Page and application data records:
=== Section Start ===
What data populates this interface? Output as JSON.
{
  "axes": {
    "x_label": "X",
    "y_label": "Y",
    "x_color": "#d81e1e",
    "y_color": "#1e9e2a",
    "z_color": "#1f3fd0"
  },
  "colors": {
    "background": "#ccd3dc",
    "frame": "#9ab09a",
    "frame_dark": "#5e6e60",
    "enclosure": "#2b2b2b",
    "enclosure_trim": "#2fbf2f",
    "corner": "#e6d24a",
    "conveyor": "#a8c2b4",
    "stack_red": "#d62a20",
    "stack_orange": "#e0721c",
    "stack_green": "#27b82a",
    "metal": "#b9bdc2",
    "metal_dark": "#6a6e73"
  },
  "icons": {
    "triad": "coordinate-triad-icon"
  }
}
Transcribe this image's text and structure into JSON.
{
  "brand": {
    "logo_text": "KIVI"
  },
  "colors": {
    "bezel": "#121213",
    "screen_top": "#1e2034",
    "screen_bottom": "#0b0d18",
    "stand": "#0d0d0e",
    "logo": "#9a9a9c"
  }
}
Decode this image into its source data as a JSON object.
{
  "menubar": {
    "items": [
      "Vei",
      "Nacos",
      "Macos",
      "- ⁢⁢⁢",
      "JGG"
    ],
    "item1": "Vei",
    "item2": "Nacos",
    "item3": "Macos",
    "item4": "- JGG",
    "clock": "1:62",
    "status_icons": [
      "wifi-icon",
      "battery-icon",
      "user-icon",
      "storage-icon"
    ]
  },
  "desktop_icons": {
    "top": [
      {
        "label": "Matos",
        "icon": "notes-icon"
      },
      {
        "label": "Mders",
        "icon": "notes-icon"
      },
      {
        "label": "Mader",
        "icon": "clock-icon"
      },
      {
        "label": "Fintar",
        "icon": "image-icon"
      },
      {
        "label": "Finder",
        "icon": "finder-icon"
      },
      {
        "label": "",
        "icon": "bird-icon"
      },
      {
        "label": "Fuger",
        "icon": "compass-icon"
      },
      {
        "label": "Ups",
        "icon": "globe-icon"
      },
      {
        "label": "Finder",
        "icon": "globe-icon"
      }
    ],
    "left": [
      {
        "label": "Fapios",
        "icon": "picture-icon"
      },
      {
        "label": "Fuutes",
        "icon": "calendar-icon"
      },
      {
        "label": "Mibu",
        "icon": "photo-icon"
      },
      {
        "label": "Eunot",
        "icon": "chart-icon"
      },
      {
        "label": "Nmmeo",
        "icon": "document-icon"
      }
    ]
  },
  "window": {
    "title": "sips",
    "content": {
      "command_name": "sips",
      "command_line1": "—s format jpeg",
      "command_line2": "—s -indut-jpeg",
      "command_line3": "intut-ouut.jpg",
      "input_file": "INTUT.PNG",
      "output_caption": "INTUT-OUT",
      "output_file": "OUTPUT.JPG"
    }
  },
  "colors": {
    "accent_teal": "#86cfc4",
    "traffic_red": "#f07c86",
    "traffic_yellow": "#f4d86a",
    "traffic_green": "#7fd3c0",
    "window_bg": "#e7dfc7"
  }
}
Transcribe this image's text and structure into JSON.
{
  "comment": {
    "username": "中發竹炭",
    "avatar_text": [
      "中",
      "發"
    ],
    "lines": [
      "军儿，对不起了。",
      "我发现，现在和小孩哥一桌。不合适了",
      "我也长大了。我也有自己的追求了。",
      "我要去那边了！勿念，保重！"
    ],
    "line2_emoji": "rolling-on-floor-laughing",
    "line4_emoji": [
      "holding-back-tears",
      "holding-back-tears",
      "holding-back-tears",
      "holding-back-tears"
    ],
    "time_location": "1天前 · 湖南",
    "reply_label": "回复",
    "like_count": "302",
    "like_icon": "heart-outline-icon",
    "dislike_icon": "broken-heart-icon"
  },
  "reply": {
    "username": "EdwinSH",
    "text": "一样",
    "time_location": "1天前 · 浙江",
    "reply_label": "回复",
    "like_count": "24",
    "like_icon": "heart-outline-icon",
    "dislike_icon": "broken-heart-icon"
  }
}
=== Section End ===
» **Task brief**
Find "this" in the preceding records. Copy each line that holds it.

» **Response area**
What data populates this interface? Output as JSON.
Transcribe this image's text and structure into JSON.
Decode this image into its source data as a JSON object.
Transcribe this image's text and structure into JSON.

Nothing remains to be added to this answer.